- Events like ABWE’s 24-Hour DEMO or courses like Perspectives are designed a crash-course on the world of missions for those who are serious about choosing a sending agency.
- Talk to a mobilizer who can coach you through the process of pursuing missions. A wise counselor can walk you through the key decision-points before you launch into ministry overseas.
The third starting block is to surround yourself with people who love and support goers.
Seek counsel and direction from your pastor, church, or small group early in the process. God has created biblical lines of authority specifically for times like this. Those pursuing missions need biblical community for equipping, encouragement, support and accountability.
After talking to your pastor, involve others who know you well—small group leaders, family members, seminary professors, mentors—and ask them hard questions like, “What do you see in my life do you think would have to change to prepare me for the mission field?” As God confirms your calling, ask them to join your prayer team before you’re ever a missionary raising funds and building a support network.
You’ll also want a cheerleader in your corner, so connect with a missionary you know or a mobilizer to help find your unique fit for cross-cultural ministry. A coach like this can meet with you one-on-one visits so each applicant can make sure we are the best fit for their ministry goals.
We have been commanded by our Lord and Savior to go into all the world and proclaim the gospel. Some are gifted as senders; others, possibly including you (if you have read this entire article), sense the call and the gifts to go. An organization like ABWE can help. But we cannot obey God’s leading alone.
The fourth starting block is to find a mission partner you can trust.
Partnership is important at every point in the starting process, but formalizing a partnership with a missions agency will provide the unique opportunity to team up with people who have dedicated their lives to the effort of missions. For every risky frontlines operation, a team of backend support is critical. And for a believer taking a step towards cross-cultural ministry, finding a team of caring, experienced former overseas workers, pastors, and other ministry experts and servant-leaders.

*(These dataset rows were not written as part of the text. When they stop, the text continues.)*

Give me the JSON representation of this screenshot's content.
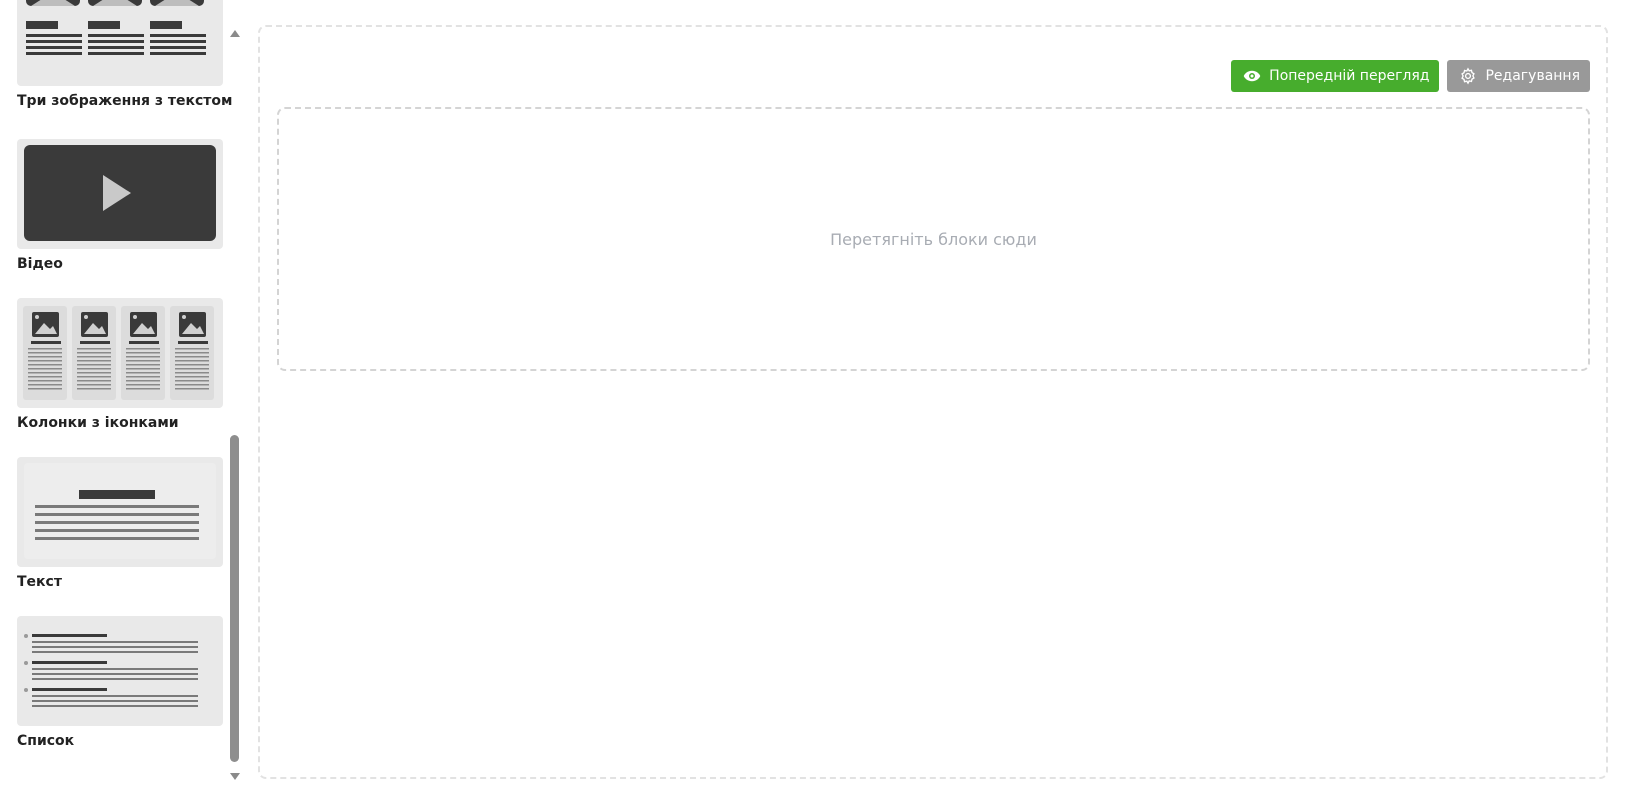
{
  "sidebar": {
    "blocks": [
      {
        "id": "three-images-text",
        "label": "Три зображення з текстом",
        "icon": "three-images-text-icon"
      },
      {
        "id": "video",
        "label": "Відео",
        "icon": "video-play-icon"
      },
      {
        "id": "icon-columns",
        "label": "Колонки з іконками",
        "icon": "icon-columns-icon"
      },
      {
        "id": "text",
        "label": "Текст",
        "icon": "text-block-icon"
      },
      {
        "id": "list",
        "label": "Список",
        "icon": "list-block-icon"
      }
    ]
  },
  "toolbar": {
    "preview_label": "Попередній перегляд",
    "edit_label": "Редагування",
    "preview_color": "#47ad2d",
    "edit_color": "#999999"
  },
  "dropzone": {
    "placeholder": "Перетягніть блоки сюди"
  }
}
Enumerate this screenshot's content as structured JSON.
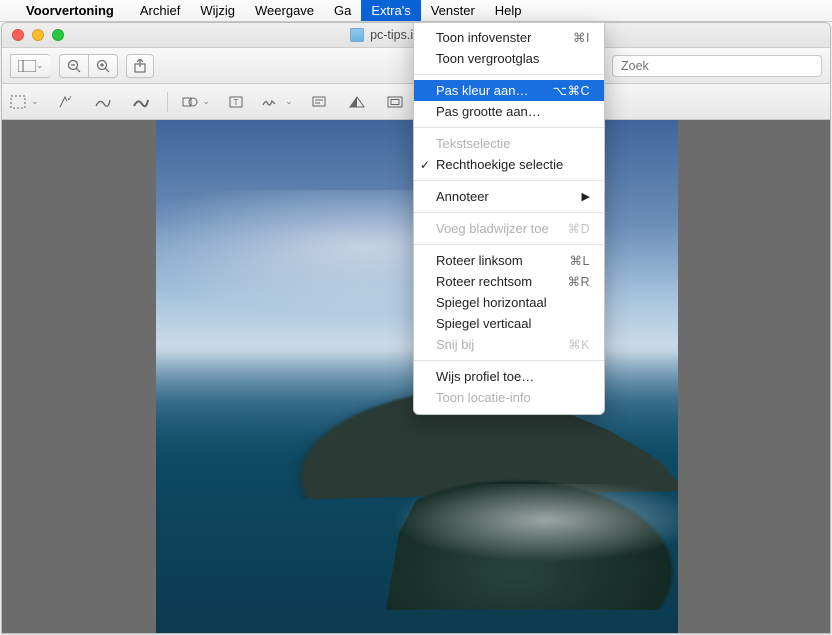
{
  "menubar": {
    "app_name": "Voorvertoning",
    "items": [
      "Archief",
      "Wijzig",
      "Weergave",
      "Ga",
      "Extra's",
      "Venster",
      "Help"
    ],
    "open_index": 4
  },
  "window": {
    "title": "pc-tips.info voorbeel"
  },
  "toolbar": {
    "search_placeholder": "Zoek",
    "icons": {
      "view_mode": "view-mode-icon",
      "zoom_out": "zoom-out-icon",
      "zoom_in": "zoom-in-icon",
      "share": "share-icon",
      "search": "search-icon"
    }
  },
  "tools2": {
    "icons": [
      "selection-icon",
      "magic-wand-icon",
      "lasso-icon",
      "lasso-plus-icon",
      "shapes-icon",
      "text-icon",
      "signature-icon",
      "annotate-icon",
      "color-adjust-icon",
      "crop-icon"
    ]
  },
  "menu": {
    "items": [
      {
        "label": "Toon infovenster",
        "shortcut": "⌘I",
        "type": "normal"
      },
      {
        "label": "Toon vergrootglas",
        "shortcut": "",
        "type": "normal"
      },
      {
        "type": "sep"
      },
      {
        "label": "Pas kleur aan…",
        "shortcut": "⌥⌘C",
        "type": "highlight"
      },
      {
        "label": "Pas grootte aan…",
        "shortcut": "",
        "type": "normal"
      },
      {
        "type": "sep"
      },
      {
        "label": "Tekstselectie",
        "shortcut": "",
        "type": "disabled"
      },
      {
        "label": "Rechthoekige selectie",
        "shortcut": "",
        "type": "checked"
      },
      {
        "type": "sep"
      },
      {
        "label": "Annoteer",
        "shortcut": "",
        "type": "submenu"
      },
      {
        "type": "sep"
      },
      {
        "label": "Voeg bladwijzer toe",
        "shortcut": "⌘D",
        "type": "disabled"
      },
      {
        "type": "sep"
      },
      {
        "label": "Roteer linksom",
        "shortcut": "⌘L",
        "type": "normal"
      },
      {
        "label": "Roteer rechtsom",
        "shortcut": "⌘R",
        "type": "normal"
      },
      {
        "label": "Spiegel horizontaal",
        "shortcut": "",
        "type": "normal"
      },
      {
        "label": "Spiegel verticaal",
        "shortcut": "",
        "type": "normal"
      },
      {
        "label": "Snij bij",
        "shortcut": "⌘K",
        "type": "disabled"
      },
      {
        "type": "sep"
      },
      {
        "label": "Wijs profiel toe…",
        "shortcut": "",
        "type": "normal"
      },
      {
        "label": "Toon locatie-info",
        "shortcut": "",
        "type": "disabled"
      }
    ]
  }
}
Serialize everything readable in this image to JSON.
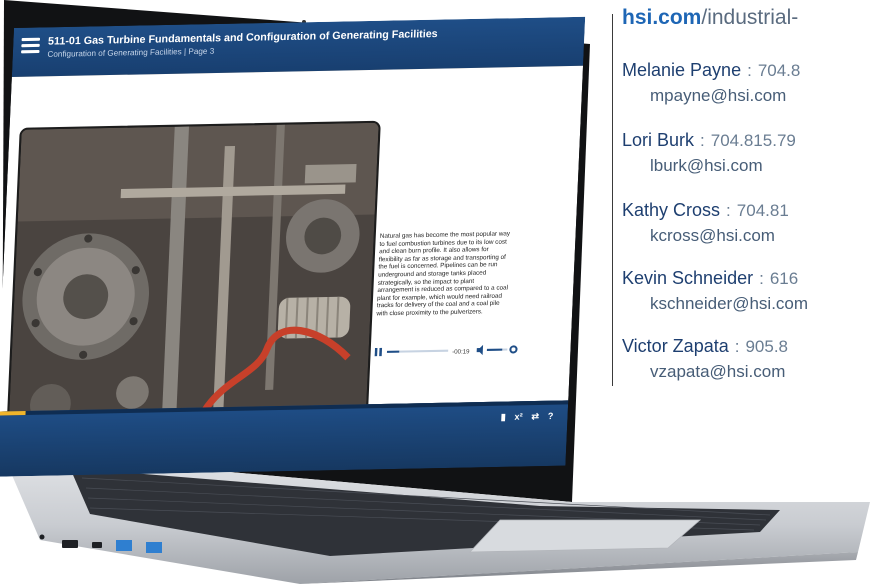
{
  "course": {
    "title": "511-01 Gas Turbine Fundamentals and Configuration of Generating Facilities",
    "subtitle": "Configuration of Generating Facilities | Page 3"
  },
  "narration": "Natural gas has become the most popular way to fuel combustion turbines due to its low cost and clean burn profile. It also allows for flexibility as far as storage and transporting of the fuel is concerned. Pipelines can be run underground and storage tanks placed strategically, so the impact to plant arrangement is reduced as compared to a coal plant for example, which would need railroad tracks for delivery of the coal and a coal pile with close proximity to the pulverizers.",
  "player": {
    "pause_icon": "pause-icon",
    "time": "-00:19",
    "progress": 0.2,
    "volume_icon": "volume-icon",
    "volume": 0.75,
    "settings_icon": "gear-icon"
  },
  "nav": {
    "back_icon": "left-arrow-icon",
    "forward_icon": "right-arrow-icon"
  },
  "toolbar": {
    "glossary_icon": "book-icon",
    "calculator_icon": "x-squared-icon",
    "swap_icon": "swap-arrows-icon",
    "help_icon": "question-icon"
  },
  "course_progress": 0.05,
  "website": {
    "domain": "hsi.com",
    "path": "/industrial-"
  },
  "contacts": [
    {
      "name": "Melanie Payne",
      "phone": "704.8",
      "email": "mpayne@hsi.com"
    },
    {
      "name": "Lori Burk",
      "phone": "704.815.79",
      "email": "lburk@hsi.com"
    },
    {
      "name": "Kathy Cross",
      "phone": "704.81",
      "email": "kcross@hsi.com"
    },
    {
      "name": "Kevin Schneider",
      "phone": "616",
      "email": "kschneider@hsi.com"
    },
    {
      "name": "Victor Zapata",
      "phone": "905.8",
      "email": "vzapata@hsi.com"
    }
  ],
  "colors": {
    "brand_blue": "#1e66b5",
    "name_blue": "#1e3f70",
    "header_blue": "#1f4e87",
    "accent_yellow": "#f0b42a"
  }
}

I am privileged to lead an organization that embodies these ideals. We began as an association of Baptists more than 90 years ago, and we have grown into a family of about 400 like-minded sending churches with shared desire to reach the lost and plant gospel-centered churches around the globe. Our ministries reach across more than 84 countries, enabling us to match prospective missionaries to the ministry, platform, and field to which they sense God’s call. We prioritize the training and equipping of national leaders to ensure that effective, long-term discipleship happens. We work hand-in-hand with missionaries and sending churches to ensure that you are supported and equipped with a deep theological understanding, practical financial and ministry help, donor support, and unified teammates who will work beside you in the Great Commission.
Whichever agency you choose, you want a partner you can trust to manage your financial matters with absolute integrity. Our team provides missionaries and churches with dozens of practical services so they can focus on their ministry. It is critical you find an organization or agency that will enable you to focus on making disciples and not on the endless complications of navigating foreign governments, finding insurance, managing funds, and managing the logistics of life overseas.
If you’re a church leader and someone you know is considering their call, or if you find yourself reexamining your career in these strange days, use this time to work to seek the Lord and evaluate your giftedness toward cross cultural ministry.
We are praying every day that the Lord of the Harvest would send laborers into the field. Is he sending you? Take your first steps here.
Editor’s Note: This article was originally published in June 2020.